_Work required_. Every line below that holds "stream" must be copied.

_Given records_.
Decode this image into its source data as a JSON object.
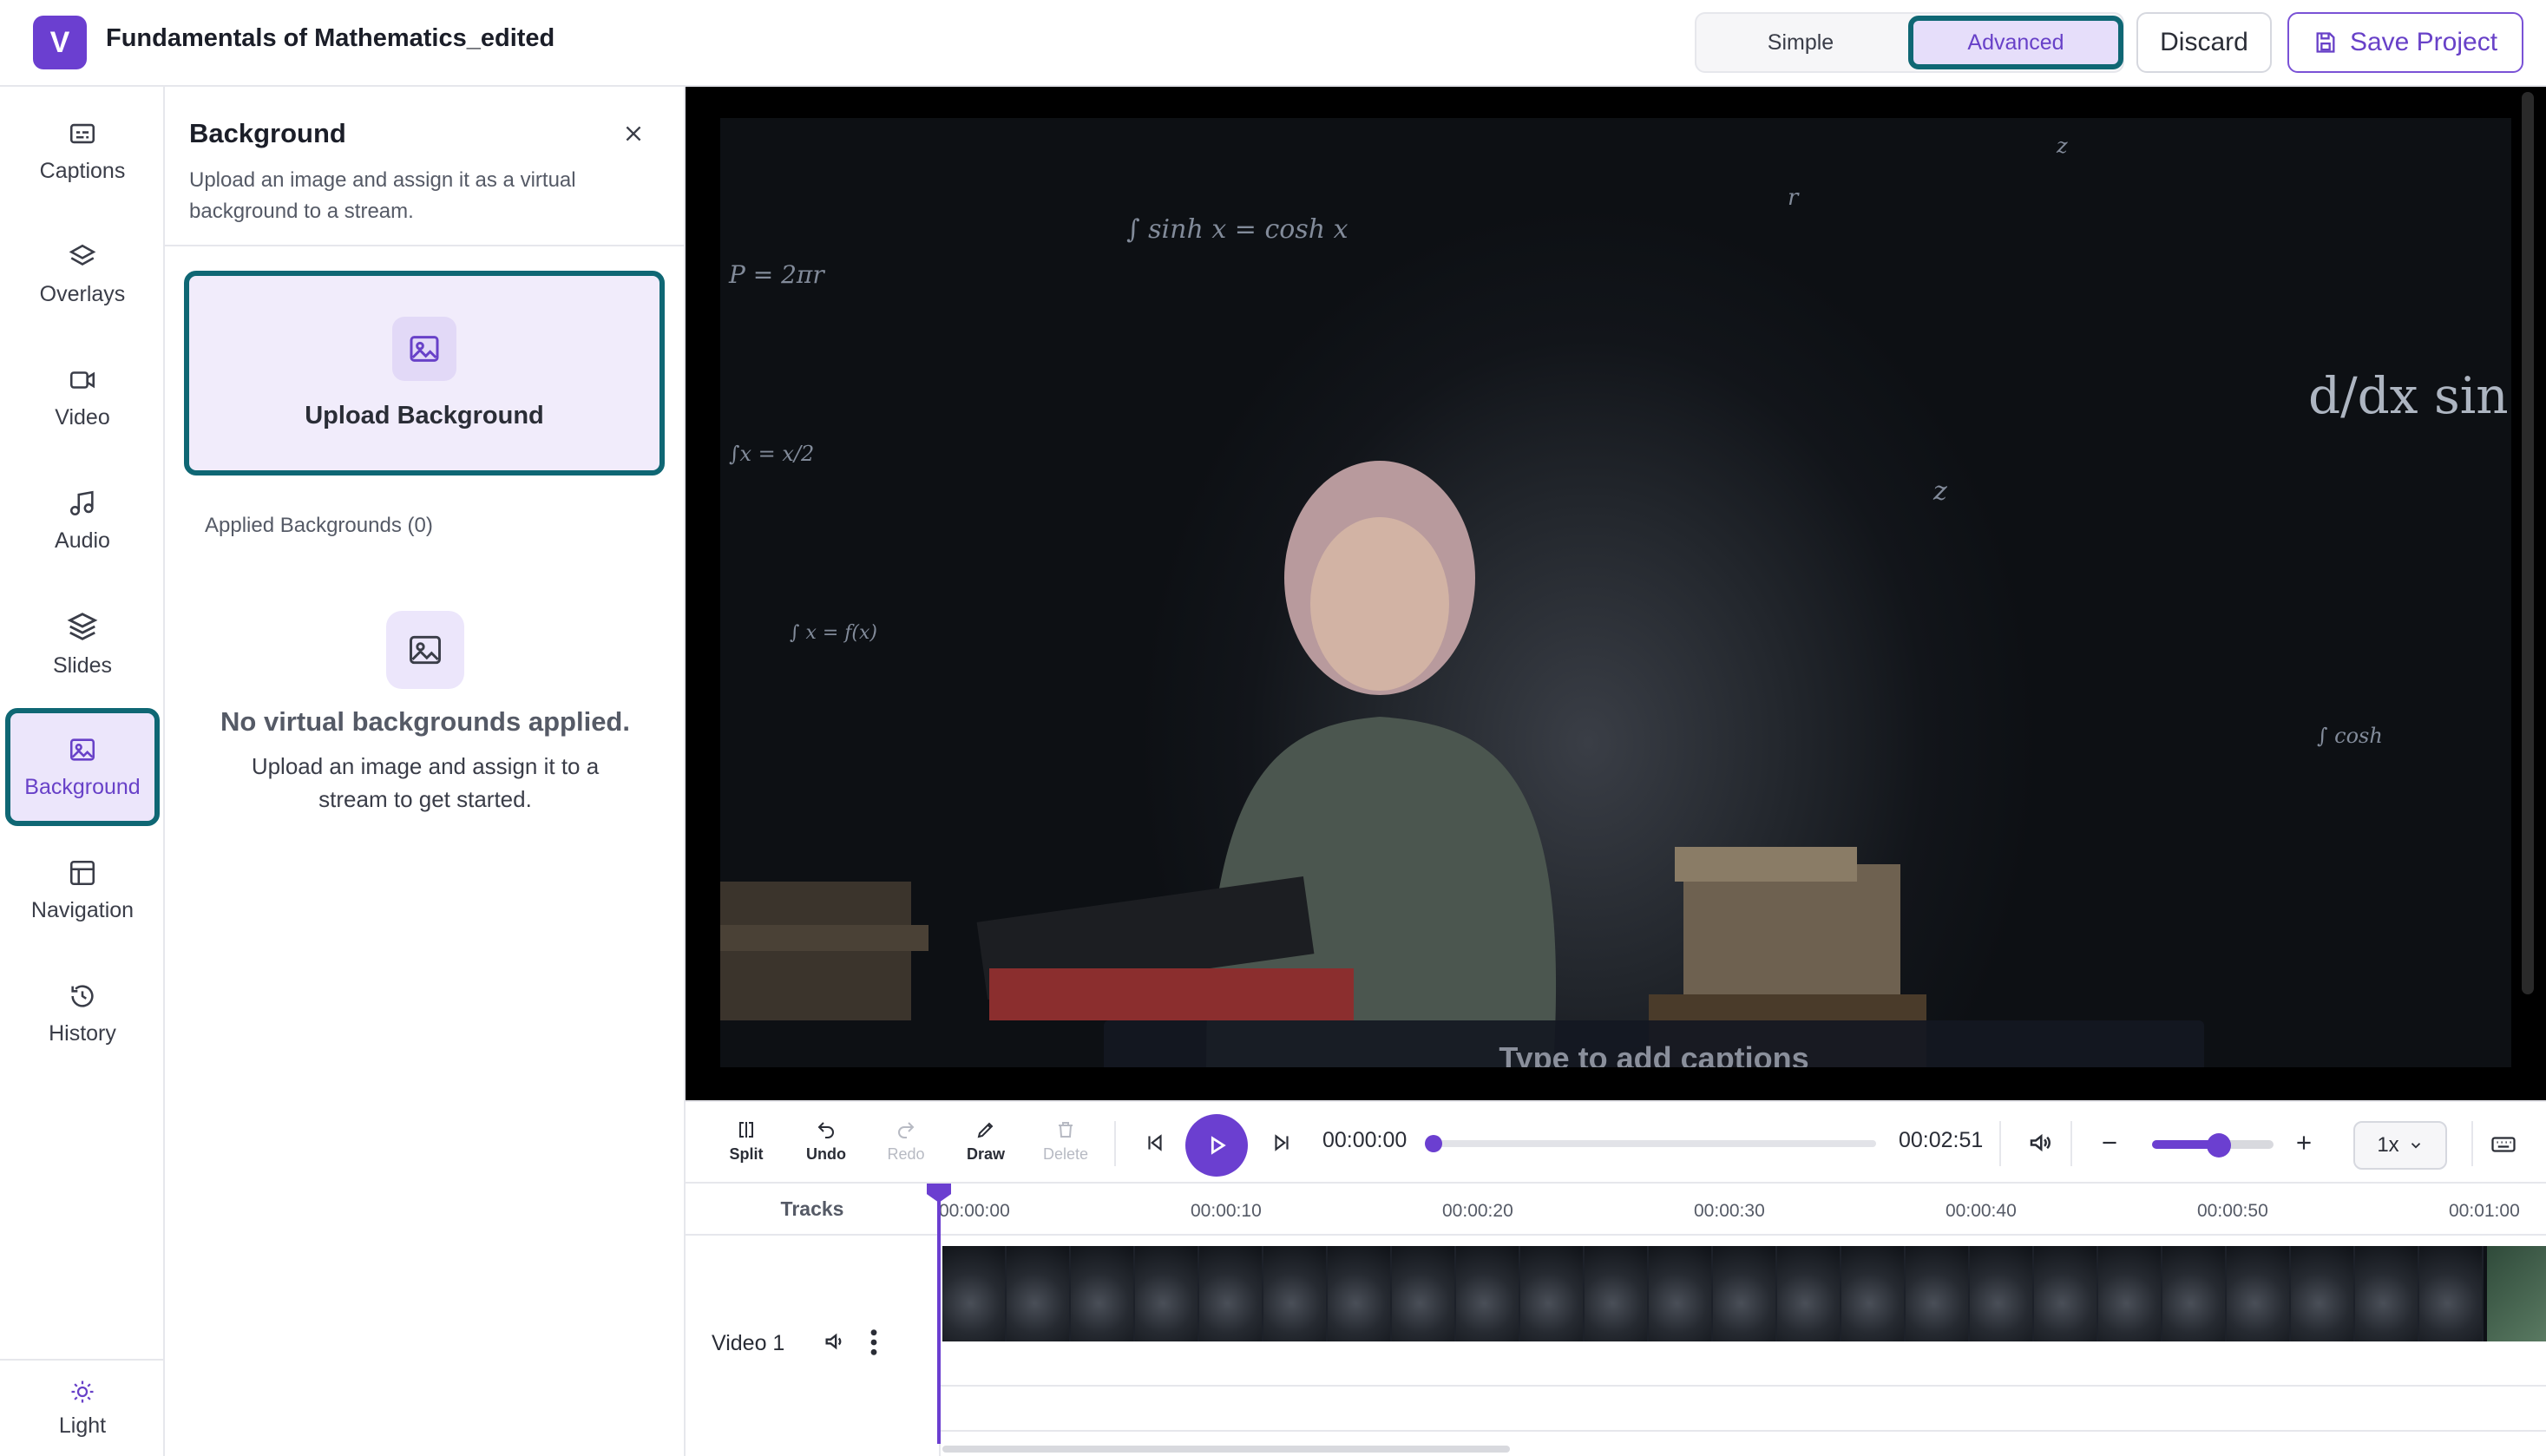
{
  "header": {
    "logo_letter": "V",
    "project_title": "Fundamentals of Mathematics_edited",
    "mode_simple": "Simple",
    "mode_advanced": "Advanced",
    "active_mode": "Advanced",
    "discard_label": "Discard",
    "save_label": "Save Project"
  },
  "sidebar": {
    "items": [
      {
        "label": "Captions",
        "icon": "captions-icon"
      },
      {
        "label": "Overlays",
        "icon": "layers-icon"
      },
      {
        "label": "Video",
        "icon": "video-camera-icon"
      },
      {
        "label": "Audio",
        "icon": "music-note-icon"
      },
      {
        "label": "Slides",
        "icon": "slides-stack-icon"
      },
      {
        "label": "Background",
        "icon": "image-icon"
      },
      {
        "label": "Navigation",
        "icon": "layout-icon"
      },
      {
        "label": "History",
        "icon": "history-icon"
      }
    ],
    "active": "Background",
    "theme_label": "Light"
  },
  "panel": {
    "title": "Background",
    "description": "Upload an image and assign it as a virtual background to a stream.",
    "upload_label": "Upload Background",
    "applied_label": "Applied Backgrounds (0)",
    "empty_title": "No virtual backgrounds applied.",
    "empty_desc": "Upload an image and assign it to a stream to get started."
  },
  "player": {
    "caption_placeholder": "Type to add captions",
    "current_time": "00:00:00",
    "duration": "00:02:51",
    "progress_fraction": 0,
    "speed": "1x",
    "zoom_fraction": 0.55
  },
  "toolbar": {
    "split": "Split",
    "undo": "Undo",
    "redo": "Redo",
    "draw": "Draw",
    "delete": "Delete"
  },
  "timeline": {
    "tracks_header": "Tracks",
    "ticks": [
      "00:00:00",
      "00:00:10",
      "00:00:20",
      "00:00:30",
      "00:00:40",
      "00:00:50",
      "00:01:00"
    ],
    "track_name": "Video 1"
  },
  "colors": {
    "accent": "#6b3fd0",
    "highlight_outline": "#0f6774"
  }
}
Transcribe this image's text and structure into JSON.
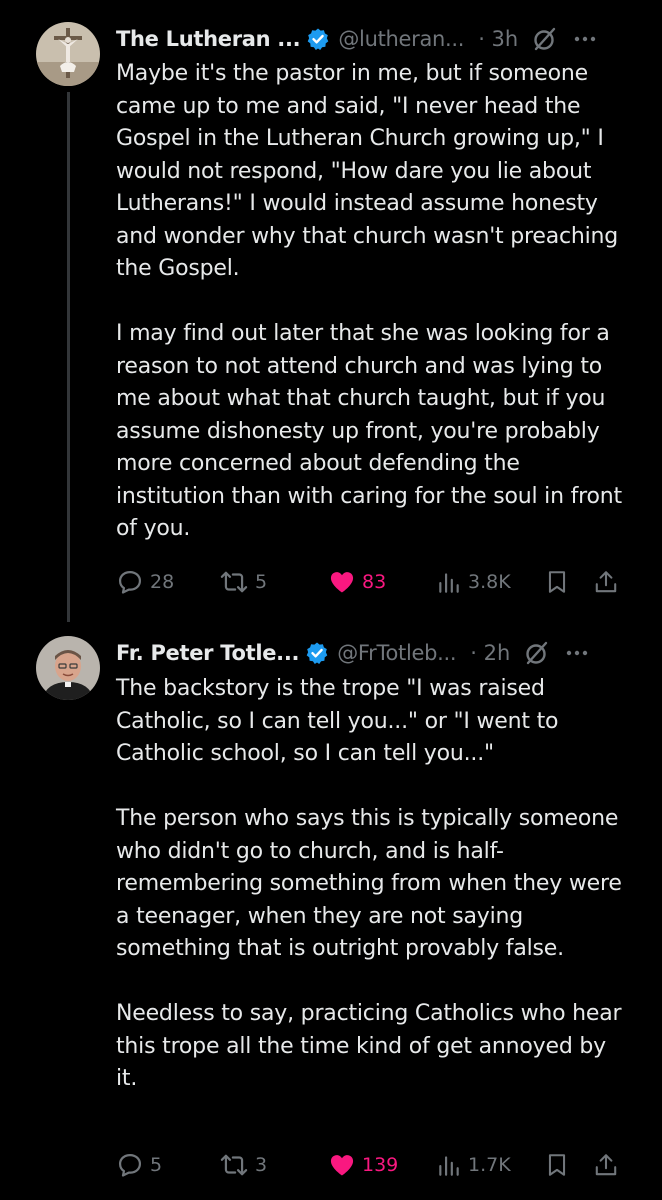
{
  "colors": {
    "background": "#000000",
    "text": "#e7e9ea",
    "muted": "#71767b",
    "verified": "#1d9bf0",
    "like": "#f91880",
    "thread_line": "#333639"
  },
  "tweets": [
    {
      "avatar_icon": "crucifix-avatar",
      "name": "The Lutheran ...",
      "handle": "@lutheran...",
      "time": "· 3h",
      "body": "Maybe it's the pastor in me, but if someone came up to me and said, \"I never head the Gospel in the Lutheran Church growing up,\" I would not respond, \"How dare you lie about Lutherans!\" I would instead assume honesty and wonder why that church wasn't preaching the Gospel.\n\nI may find out later that she was looking for a reason to not attend church and was lying to me about what that church taught, but if you assume dishonesty up front, you're probably more concerned about defending the institution than with caring for the soul in front of you.",
      "replies": "28",
      "reposts": "5",
      "likes": "83",
      "views": "3.8K",
      "liked": true
    },
    {
      "avatar_icon": "priest-portrait-avatar",
      "name": "Fr. Peter Totle...",
      "handle": "@FrTotleb...",
      "time": "· 2h",
      "body": "The backstory is the trope \"I was raised Catholic, so I can tell you...\" or \"I went to Catholic school, so I can tell you...\"\n\nThe person who says this is typically someone who didn't go to church, and is half-remembering something from when they were a teenager, when they are not saying something that is outright provably false.\n\nNeedless to say, practicing Catholics who hear this trope all the time kind of get annoyed by it.",
      "replies": "5",
      "reposts": "3",
      "likes": "139",
      "views": "1.7K",
      "liked": true
    }
  ]
}
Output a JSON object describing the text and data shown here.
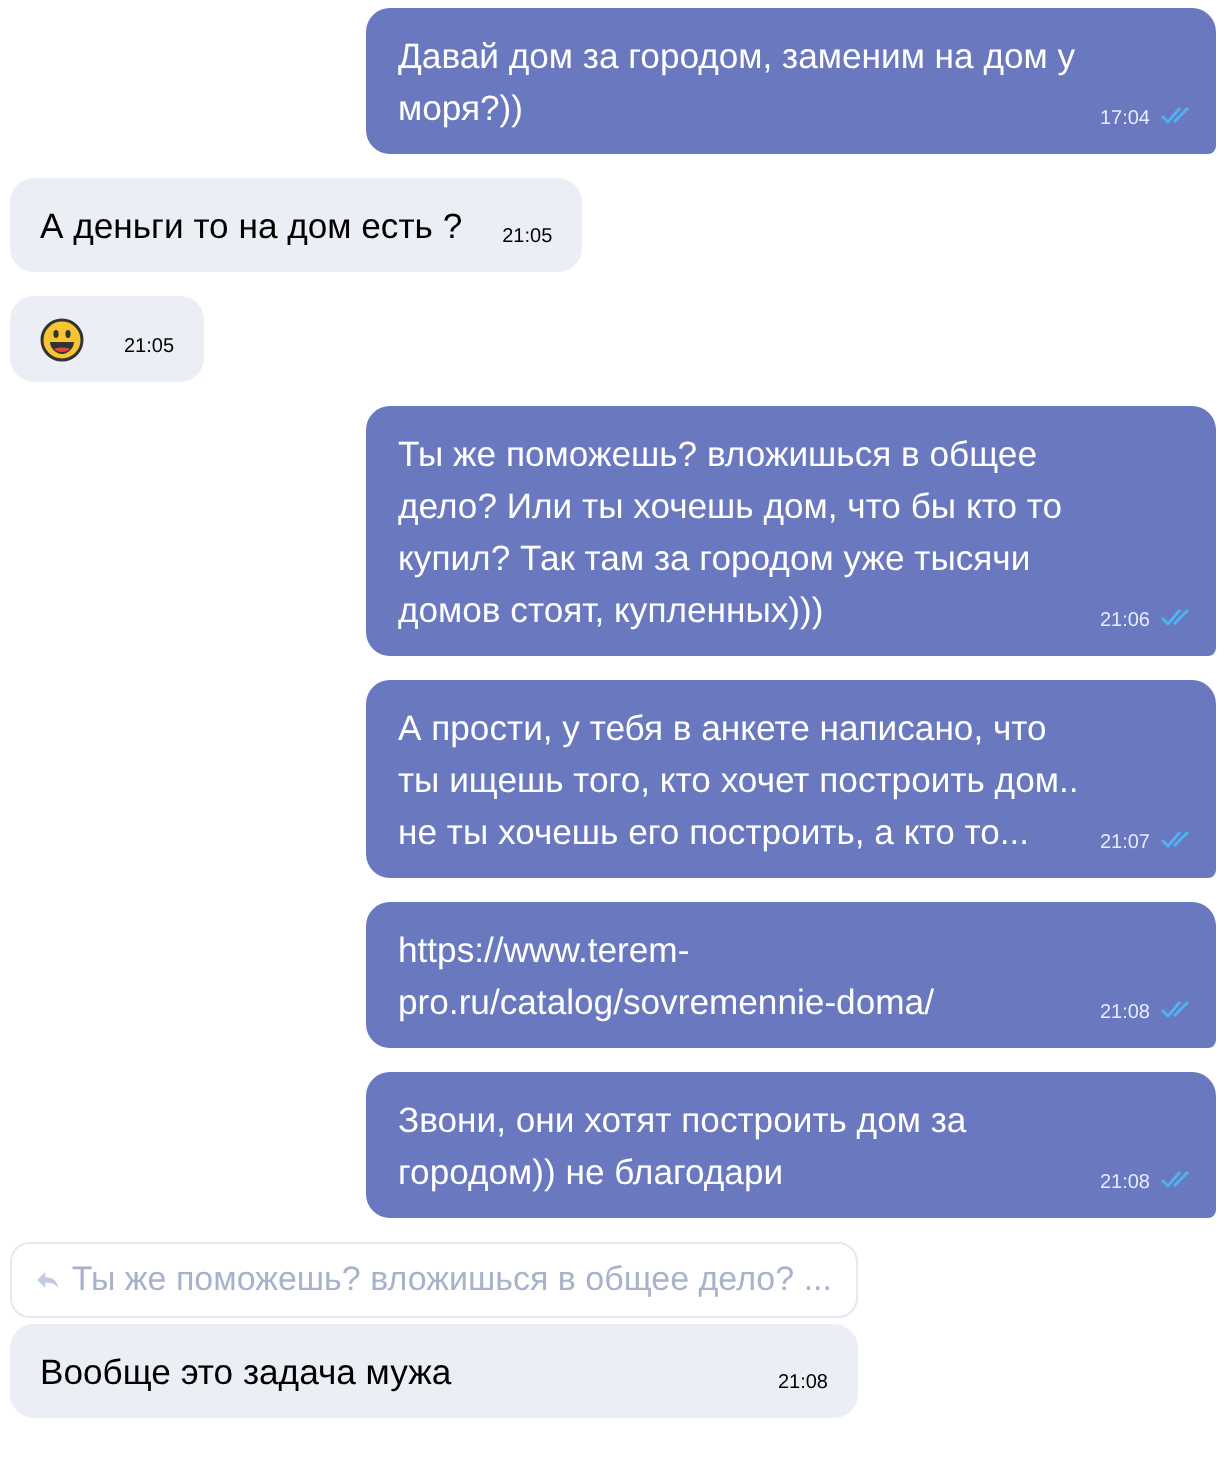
{
  "messages": [
    {
      "outgoing": true,
      "kind": "text",
      "text": "Давай дом за городом, заменим на дом у моря?))",
      "time": "17:04",
      "read": true
    },
    {
      "outgoing": false,
      "kind": "text",
      "text": "А деньги то на дом есть ?",
      "time": "21:05"
    },
    {
      "outgoing": false,
      "kind": "emoji",
      "time": "21:05"
    },
    {
      "outgoing": true,
      "kind": "text",
      "text": "Ты же поможешь? вложишься в общее дело? Или ты хочешь дом, что бы кто то купил? Так там за городом уже тысячи домов стоят, купленных)))",
      "time": "21:06",
      "read": true
    },
    {
      "outgoing": true,
      "kind": "text",
      "text": "А прости, у тебя в анкете написано, что ты ищешь того, кто хочет построить дом.. не ты хочешь его построить, а кто то...",
      "time": "21:07",
      "read": true
    },
    {
      "outgoing": true,
      "kind": "text",
      "text": "https://www.terem-pro.ru/catalog/sovremennie-doma/",
      "time": "21:08",
      "read": true
    },
    {
      "outgoing": true,
      "kind": "text",
      "text": "Звони, они хотят построить дом за городом)) не благодари",
      "time": "21:08",
      "read": true
    },
    {
      "outgoing": false,
      "kind": "text",
      "reply_to": "Ты же поможешь? вложишься в общее дело? ...",
      "text": "Вообще это задача мужа",
      "time": "21:08"
    }
  ]
}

_Your solution_.
    "description": "Upload an image and assign it as a virtual background to a stream.",
    "empty_desc": "Upload an image and assign it to a stream to get started."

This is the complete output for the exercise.